Each line of the data below that includes the string "JSON" must be copied.

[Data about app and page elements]
= = =
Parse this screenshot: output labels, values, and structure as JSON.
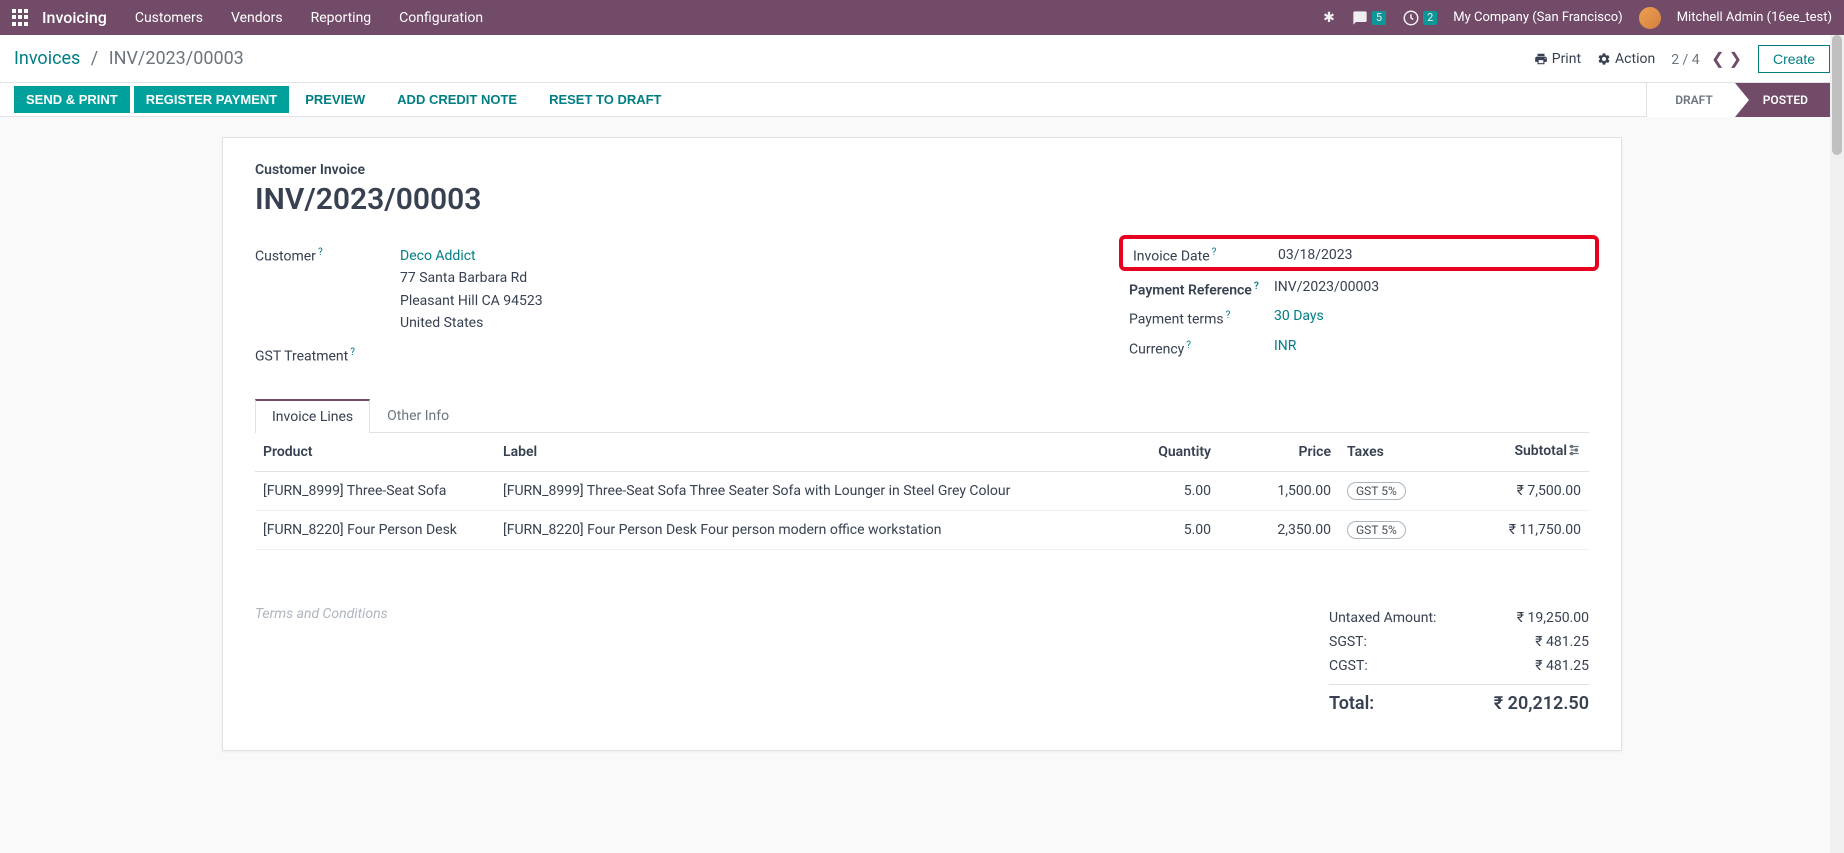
{
  "nav": {
    "app": "Invoicing",
    "menu": [
      "Customers",
      "Vendors",
      "Reporting",
      "Configuration"
    ],
    "msg_badge": "5",
    "clock_badge": "2",
    "company": "My Company (San Francisco)",
    "user": "Mitchell Admin (16ee_test)"
  },
  "controlbar": {
    "root": "Invoices",
    "current": "INV/2023/00003",
    "print": "Print",
    "action": "Action",
    "pager": "2 / 4",
    "create": "Create"
  },
  "actions": {
    "send_print": "SEND & PRINT",
    "register": "REGISTER PAYMENT",
    "preview": "PREVIEW",
    "credit": "ADD CREDIT NOTE",
    "reset": "RESET TO DRAFT",
    "draft": "DRAFT",
    "posted": "POSTED"
  },
  "doc": {
    "title_label": "Customer Invoice",
    "title": "INV/2023/00003",
    "customer_label": "Customer",
    "customer_name": "Deco Addict",
    "addr1": "77 Santa Barbara Rd",
    "addr2": "Pleasant Hill CA 94523",
    "addr3": "United States",
    "gst_label": "GST Treatment",
    "invoice_date_label": "Invoice Date",
    "invoice_date": "03/18/2023",
    "payref_label": "Payment Reference",
    "payref": "INV/2023/00003",
    "terms_label": "Payment terms",
    "terms": "30 Days",
    "currency_label": "Currency",
    "currency": "INR"
  },
  "tabs": {
    "lines": "Invoice Lines",
    "other": "Other Info"
  },
  "table": {
    "h_product": "Product",
    "h_label": "Label",
    "h_qty": "Quantity",
    "h_price": "Price",
    "h_taxes": "Taxes",
    "h_subtotal": "Subtotal",
    "rows": [
      {
        "product": "[FURN_8999] Three-Seat Sofa",
        "label": "[FURN_8999] Three-Seat Sofa Three Seater Sofa with Lounger in Steel Grey Colour",
        "qty": "5.00",
        "price": "1,500.00",
        "tax": "GST 5%",
        "subtotal": "₹ 7,500.00"
      },
      {
        "product": "[FURN_8220] Four Person Desk",
        "label": "[FURN_8220] Four Person Desk Four person modern office workstation",
        "qty": "5.00",
        "price": "2,350.00",
        "tax": "GST 5%",
        "subtotal": "₹ 11,750.00"
      }
    ]
  },
  "footer": {
    "terms_placeholder": "Terms and Conditions",
    "untaxed_l": "Untaxed Amount:",
    "untaxed_v": "₹ 19,250.00",
    "sgst_l": "SGST:",
    "sgst_v": "₹ 481.25",
    "cgst_l": "CGST:",
    "cgst_v": "₹ 481.25",
    "total_l": "Total:",
    "total_v": "₹ 20,212.50"
  }
}
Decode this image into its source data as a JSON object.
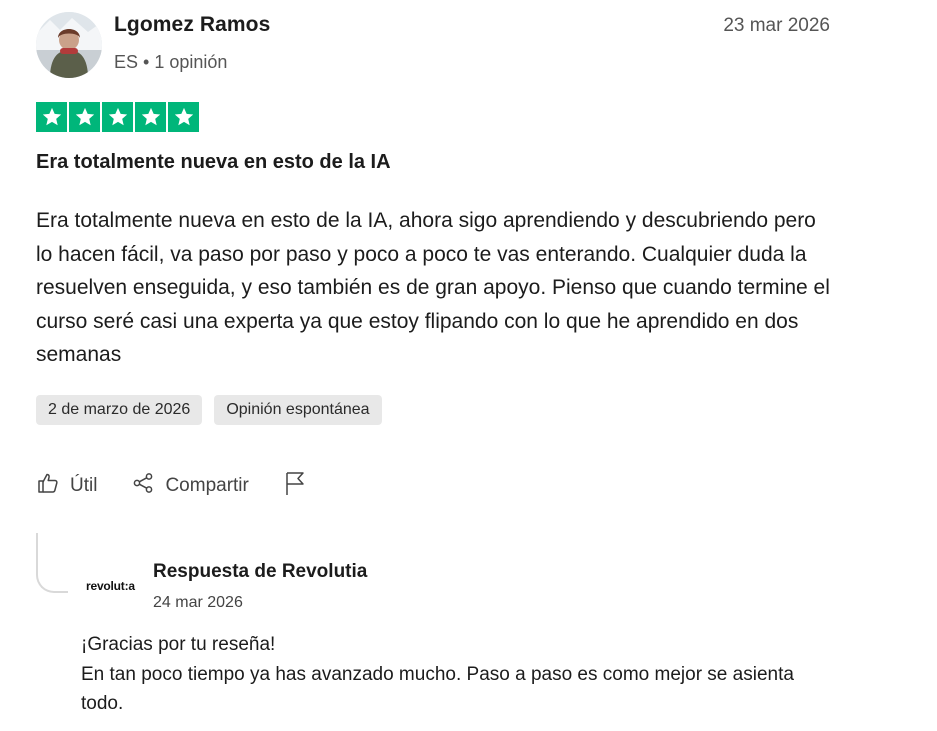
{
  "review": {
    "reviewer_name": "Lgomez Ramos",
    "reviewer_meta": "ES • 1 opinión",
    "date": "23 mar 2026",
    "rating": 5,
    "star_color": "#00b67a",
    "title": "Era totalmente nueva en esto de la IA",
    "body": "Era totalmente nueva en esto de la IA, ahora sigo aprendiendo y descubriendo pero lo hacen fácil, va paso por paso y poco a poco te vas enterando. Cualquier duda la resuelven enseguida, y eso también es de gran apoyo. Pienso que cuando termine el curso seré casi una experta ya que estoy flipando con lo que he aprendido en dos semanas",
    "experience_date": "2 de marzo de 2026",
    "review_type": "Opinión espontánea"
  },
  "actions": {
    "useful_label": "Útil",
    "share_label": "Compartir",
    "useful_icon": "thumbs-up-icon",
    "share_icon": "share-icon",
    "flag_icon": "flag-icon"
  },
  "reply": {
    "logo_text": "revolut:a",
    "heading": "Respuesta de Revolutia",
    "date": "24 mar 2026",
    "line1": "¡Gracias por tu reseña!",
    "line2": "En tan poco tiempo ya has avanzado mucho. Paso a paso es como mejor se asienta todo."
  }
}
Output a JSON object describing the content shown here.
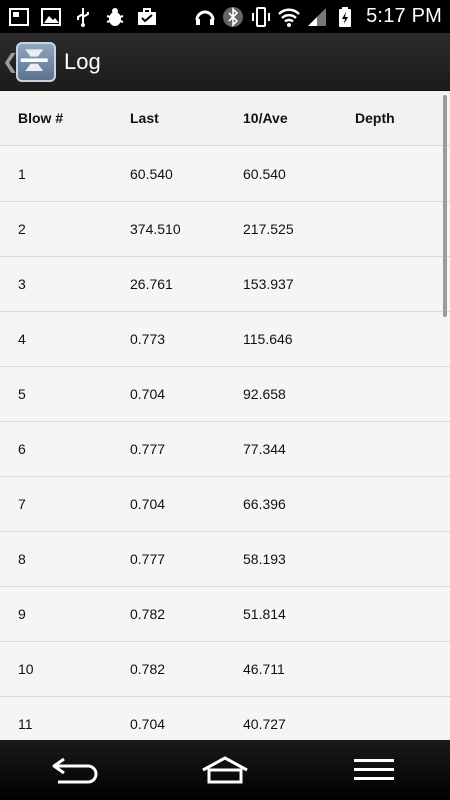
{
  "status_bar": {
    "time": "5:17 PM",
    "icons": [
      "screenshot-icon",
      "image-icon",
      "usb-icon",
      "debug-bug-icon",
      "briefcase-check-icon",
      "headset-icon",
      "bluetooth-icon",
      "vibrate-icon",
      "wifi-icon",
      "signal-icon",
      "battery-charging-icon"
    ]
  },
  "action_bar": {
    "title": "Log",
    "up_indicator": "❮"
  },
  "table": {
    "headers": [
      "Blow #",
      "Last",
      "10/Ave",
      "Depth"
    ],
    "rows": [
      {
        "blow": "1",
        "last": "60.540",
        "ave": "60.540",
        "depth": ""
      },
      {
        "blow": "2",
        "last": "374.510",
        "ave": "217.525",
        "depth": ""
      },
      {
        "blow": "3",
        "last": "26.761",
        "ave": "153.937",
        "depth": ""
      },
      {
        "blow": "4",
        "last": "0.773",
        "ave": "115.646",
        "depth": ""
      },
      {
        "blow": "5",
        "last": "0.704",
        "ave": "92.658",
        "depth": ""
      },
      {
        "blow": "6",
        "last": "0.777",
        "ave": "77.344",
        "depth": ""
      },
      {
        "blow": "7",
        "last": "0.704",
        "ave": "66.396",
        "depth": ""
      },
      {
        "blow": "8",
        "last": "0.777",
        "ave": "58.193",
        "depth": ""
      },
      {
        "blow": "9",
        "last": "0.782",
        "ave": "51.814",
        "depth": ""
      },
      {
        "blow": "10",
        "last": "0.782",
        "ave": "46.711",
        "depth": ""
      },
      {
        "blow": "11",
        "last": "0.704",
        "ave": "40.727",
        "depth": ""
      }
    ]
  },
  "nav_bar": {
    "buttons": [
      "back-icon",
      "home-icon",
      "menu-icon"
    ]
  }
}
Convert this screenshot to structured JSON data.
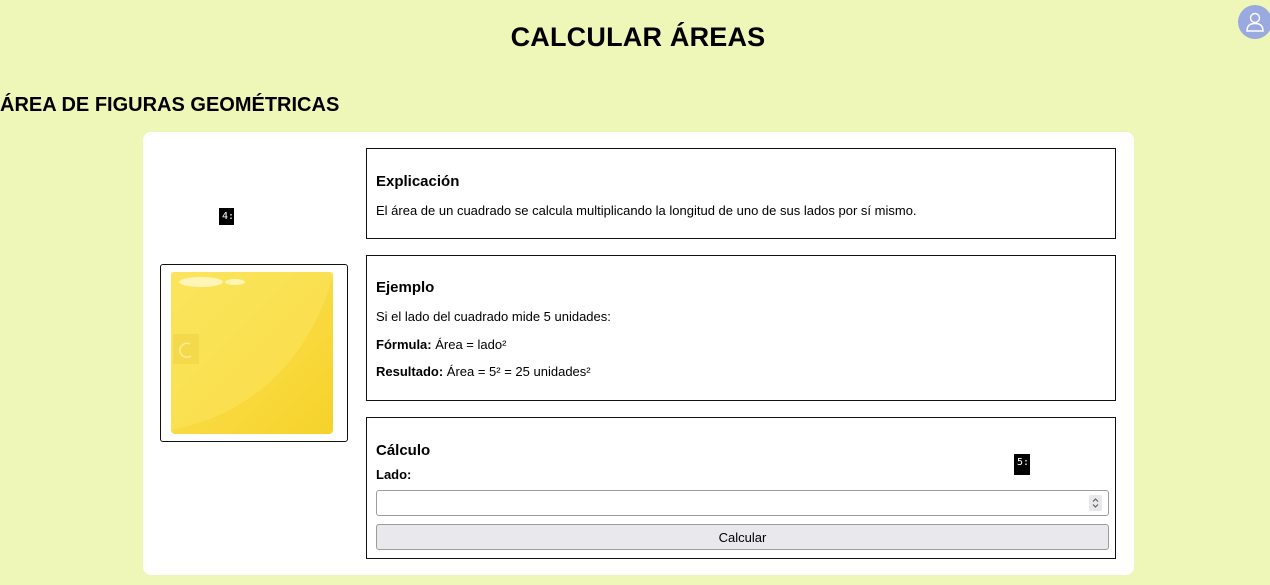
{
  "header": {
    "title": "CALCULAR ÁREAS",
    "user_icon": "user-icon",
    "avatar_color": "#9aa9df"
  },
  "section": {
    "title": "ÁREA DE FIGURAS GEOMÉTRICAS"
  },
  "figure": {
    "shape": "square",
    "shape_icon": "refresh-icon",
    "fill_color": "#f8d838"
  },
  "badges": {
    "figure_badge": "4:",
    "calc_badge": "5:"
  },
  "explicacion": {
    "title": "Explicación",
    "text": "El área de un cuadrado se calcula multiplicando la longitud de uno de sus lados por sí mismo."
  },
  "ejemplo": {
    "title": "Ejemplo",
    "intro": "Si el lado del cuadrado mide 5 unidades:",
    "formula_label": "Fórmula:",
    "formula_value": " Área = lado²",
    "result_label": "Resultado:",
    "result_value": " Área = 5² = 25 unidades²"
  },
  "calculo": {
    "title": "Cálculo",
    "side_label": "Lado:",
    "side_value": "",
    "button_label": "Calcular"
  },
  "colors": {
    "background": "#eef7b8",
    "card": "#ffffff",
    "button": "#e9e9ed"
  }
}
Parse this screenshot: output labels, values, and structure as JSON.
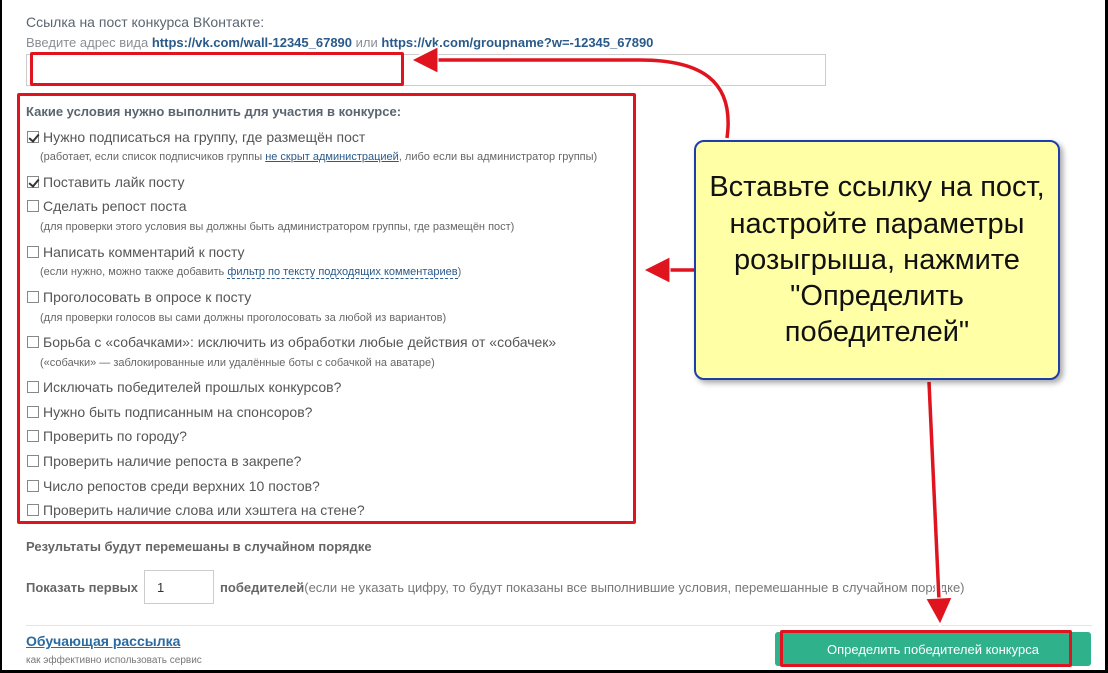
{
  "form": {
    "url_label": "Ссылка на пост конкурса ВКонтакте:",
    "url_hint_prefix": "Введите адрес вида ",
    "url_hint_example1": "https://vk.com/wall-12345_67890",
    "url_hint_or": " или ",
    "url_hint_example2": "https://vk.com/groupname?w=-12345_67890",
    "url_value": "",
    "conditions_title": "Какие условия нужно выполнить для участия в конкурсе:",
    "conditions": [
      {
        "label": "Нужно подписаться на группу, где размещён пост",
        "checked": true
      },
      {
        "label": "Поставить лайк посту",
        "checked": true
      },
      {
        "label": "Сделать репост поста",
        "checked": false
      },
      {
        "label": "Написать комментарий к посту",
        "checked": false
      },
      {
        "label": "Проголосовать в опросе к посту",
        "checked": false
      },
      {
        "label": "Борьба с «собачками»: исключить из обработки любые действия от «собачек»",
        "checked": false
      },
      {
        "label": "Исключать победителей прошлых конкурсов?",
        "checked": false
      },
      {
        "label": "Нужно быть подписанным на спонсоров?",
        "checked": false
      },
      {
        "label": "Проверить по городу?",
        "checked": false
      },
      {
        "label": "Проверить наличие репоста в закрепе?",
        "checked": false
      },
      {
        "label": "Число репостов среди верхних 10 постов?",
        "checked": false
      },
      {
        "label": "Проверить наличие слова или хэштега на стене?",
        "checked": false
      }
    ],
    "notes": {
      "n0_pre": "(работает, если список подписчиков группы ",
      "n0_link": "не скрыт администрацией",
      "n0_post": ", либо если вы администратор группы)",
      "n2": "(для проверки этого условия вы должны быть администратором группы, где размещён пост)",
      "n3_pre": "(если нужно, можно также добавить ",
      "n3_link": "фильтр по тексту подходящих комментариев",
      "n3_post": ")",
      "n4": "(для проверки голосов вы сами должны проголосовать за любой из вариантов)",
      "n5": "(«собачки» — заблокированные или удалённые боты с собачкой на аватаре)"
    },
    "results_note": "Результаты будут перемешаны в случайном порядке",
    "show_first_label": "Показать первых",
    "show_first_value": "1",
    "winners_label": "победителей",
    "winners_hint": " (если не указать цифру, то будут показаны все выполнившие условия, перемешанные в случайном порядке)",
    "mailing_link": "Обучающая рассылка",
    "mailing_sub": "как эффективно использовать сервис",
    "submit_label": "Определить победителей конкурса"
  },
  "callout": {
    "text": "Вставьте ссылку на пост, настройте параметры розыгрыша, нажмите \"Определить победителей\""
  },
  "colors": {
    "highlight_red": "#e0141e",
    "submit_green": "#2fb28c",
    "callout_bg": "#ffffa6",
    "callout_border": "#1d3faa",
    "link_blue": "#2a5a8a"
  }
}
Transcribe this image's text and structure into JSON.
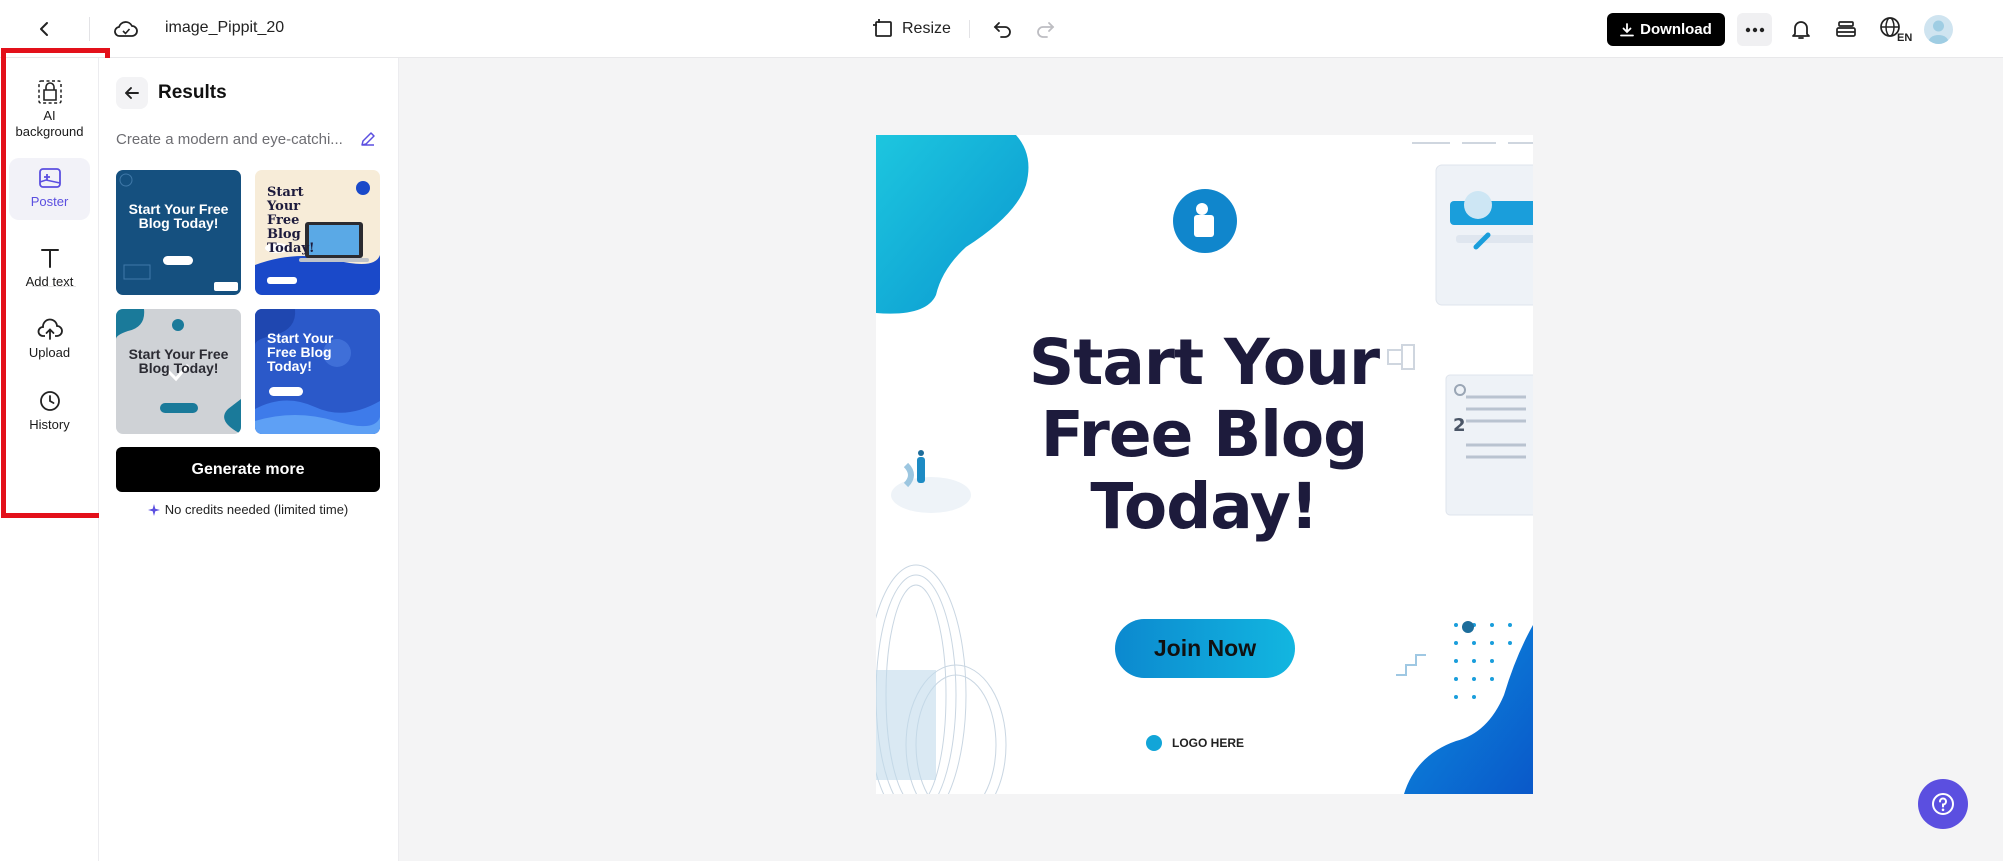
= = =
— Exercise solution —
Parse this screenshot: output labels, values, and structure as JSON.
Decode this image into its source data as a JSON object.
Output a JSON object describing the content shown here.
Convert this screenshot to structured JSON data.
Parse this screenshot: output labels, values, and structure as JSON.
Transcribe this image's text and structure into JSON.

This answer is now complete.